**Provided material:**
━━━━━━
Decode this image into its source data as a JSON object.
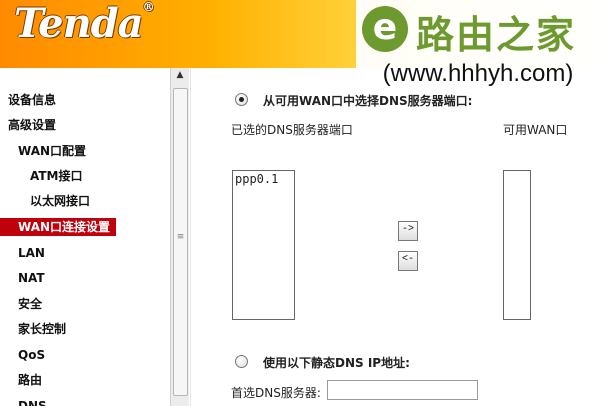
{
  "header": {
    "logo_text": "Tenda",
    "logo_mark": "®",
    "watermark": {
      "title": "路由之家",
      "url": "(www.hhhyh.com)",
      "icon_letter": "e"
    }
  },
  "sidebar": {
    "items": [
      {
        "label": "设备信息"
      },
      {
        "label": "高级设置"
      },
      {
        "label": "WAN口配置"
      },
      {
        "label": "ATM接口"
      },
      {
        "label": "以太网接口"
      },
      {
        "label": "WAN口连接设置"
      },
      {
        "label": "LAN"
      },
      {
        "label": "NAT"
      },
      {
        "label": "安全"
      },
      {
        "label": "家长控制"
      },
      {
        "label": "QoS"
      },
      {
        "label": "路由"
      },
      {
        "label": "DNS"
      }
    ],
    "active_index": 5,
    "active_color": "#c0000a"
  },
  "main": {
    "option1_label": "从可用WAN口中选择DNS服务器端口:",
    "option1_checked": true,
    "selected_ports_label": "已选的DNS服务器端口",
    "available_ports_label": "可用WAN口",
    "selected_ports": [
      "ppp0.1"
    ],
    "available_ports": [],
    "btn_add": "->",
    "btn_remove": "<-",
    "option2_label": "使用以下静态DNS IP地址:",
    "option2_checked": false,
    "primary_dns_label": "首选DNS服务器:",
    "primary_dns_value": ""
  },
  "colors": {
    "header_start": "#ff8a00",
    "header_end": "#fff6d0",
    "watermark_green": "#6d9a2e"
  }
}
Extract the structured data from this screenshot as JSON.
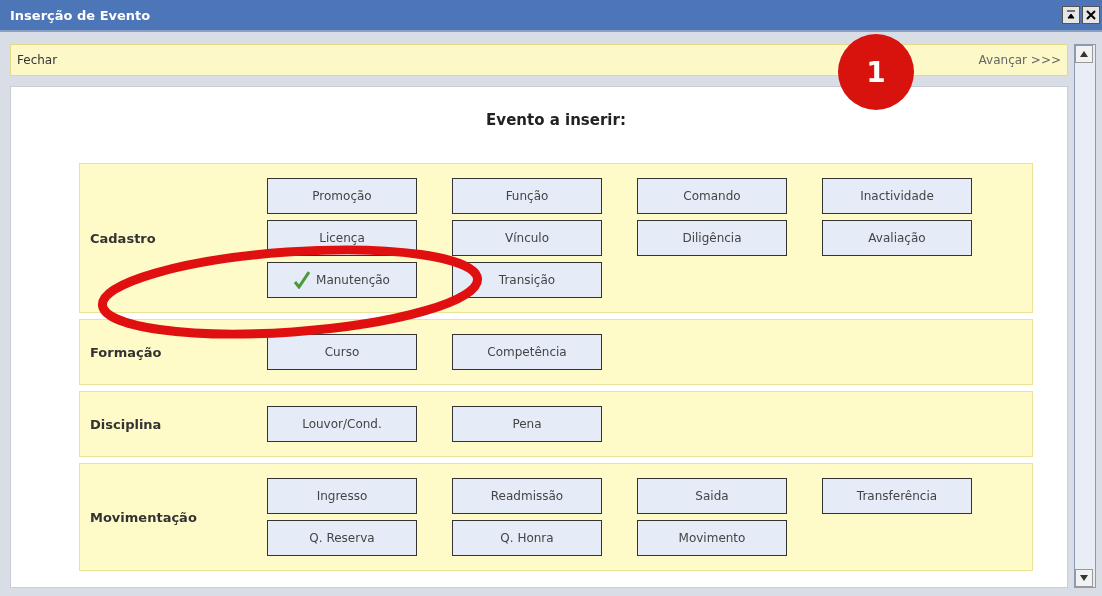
{
  "window": {
    "title": "Inserção de Evento"
  },
  "toolbar": {
    "close": "Fechar",
    "next": "Avançar >>>"
  },
  "heading": "Evento a inserir:",
  "step_badge": "1",
  "sections": [
    {
      "label": "Cadastro",
      "buttons": [
        {
          "label": "Promoção",
          "checked": false
        },
        {
          "label": "Função",
          "checked": false
        },
        {
          "label": "Comando",
          "checked": false
        },
        {
          "label": "Inactividade",
          "checked": false
        },
        {
          "label": "Licença",
          "checked": false
        },
        {
          "label": "Vínculo",
          "checked": false
        },
        {
          "label": "Diligência",
          "checked": false
        },
        {
          "label": "Avaliação",
          "checked": false
        },
        {
          "label": "Manutenção",
          "checked": true
        },
        {
          "label": "Transição",
          "checked": false
        }
      ]
    },
    {
      "label": "Formação",
      "buttons": [
        {
          "label": "Curso",
          "checked": false
        },
        {
          "label": "Competência",
          "checked": false
        }
      ]
    },
    {
      "label": "Disciplina",
      "buttons": [
        {
          "label": "Louvor/Cond.",
          "checked": false
        },
        {
          "label": "Pena",
          "checked": false
        }
      ]
    },
    {
      "label": "Movimentação",
      "buttons": [
        {
          "label": "Ingresso",
          "checked": false
        },
        {
          "label": "Readmissão",
          "checked": false
        },
        {
          "label": "Saida",
          "checked": false
        },
        {
          "label": "Transferência",
          "checked": false
        },
        {
          "label": "Q. Reserva",
          "checked": false
        },
        {
          "label": "Q. Honra",
          "checked": false
        },
        {
          "label": "Movimento",
          "checked": false
        }
      ]
    }
  ]
}
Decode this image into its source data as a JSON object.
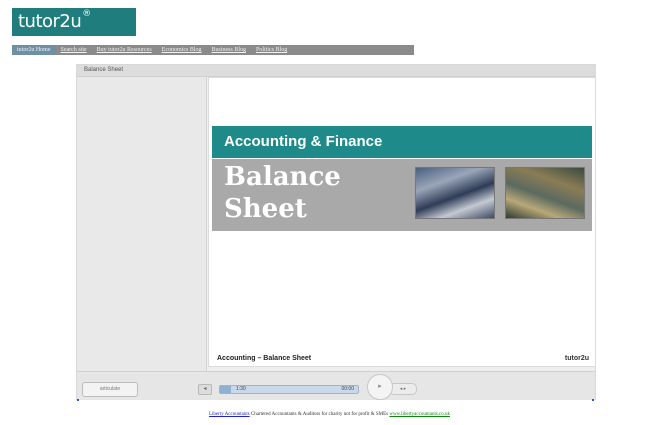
{
  "logo": {
    "text": "tutor2u",
    "mark": "®"
  },
  "nav": {
    "items": [
      "tutor2u Home",
      "Search site",
      "Buy tutor2u Resources",
      "Economics Blog",
      "Business Blog",
      "Politics Blog"
    ]
  },
  "viewer": {
    "frame_title": "Balance Sheet",
    "slide": {
      "band_title": "Accounting & Finance",
      "main_title": "Balance Sheet",
      "footer_left": "Accounting – Balance Sheet",
      "footer_logo": "tutor2u"
    },
    "controls": {
      "brand_button": "articulate",
      "prev_icon": "◂",
      "time_current": "1:30",
      "time_total": "00:00",
      "play_icon": "▸",
      "next_group": "◂ ▸",
      "progress": 0.08
    }
  },
  "footer": {
    "link": "Liberty Accountants",
    "text": "Chartered Accountants & Auditors for charity not for profit & SMEs",
    "url": "www.libertyaccountants.co.uk"
  },
  "colors": {
    "brand_teal": "#1f7d7d",
    "slide_teal": "#1e8a8a",
    "slide_grey": "#a9a9a9",
    "nav_grey": "#8a8a8a"
  },
  "icons": [
    "previous-icon",
    "play-icon",
    "next-icon"
  ]
}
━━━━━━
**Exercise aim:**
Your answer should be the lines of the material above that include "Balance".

**Output of the exercise:**
    "frame_title": "Balance Sheet",
      "main_title": "Balance Sheet",
      "footer_left": "Accounting – Balance Sheet",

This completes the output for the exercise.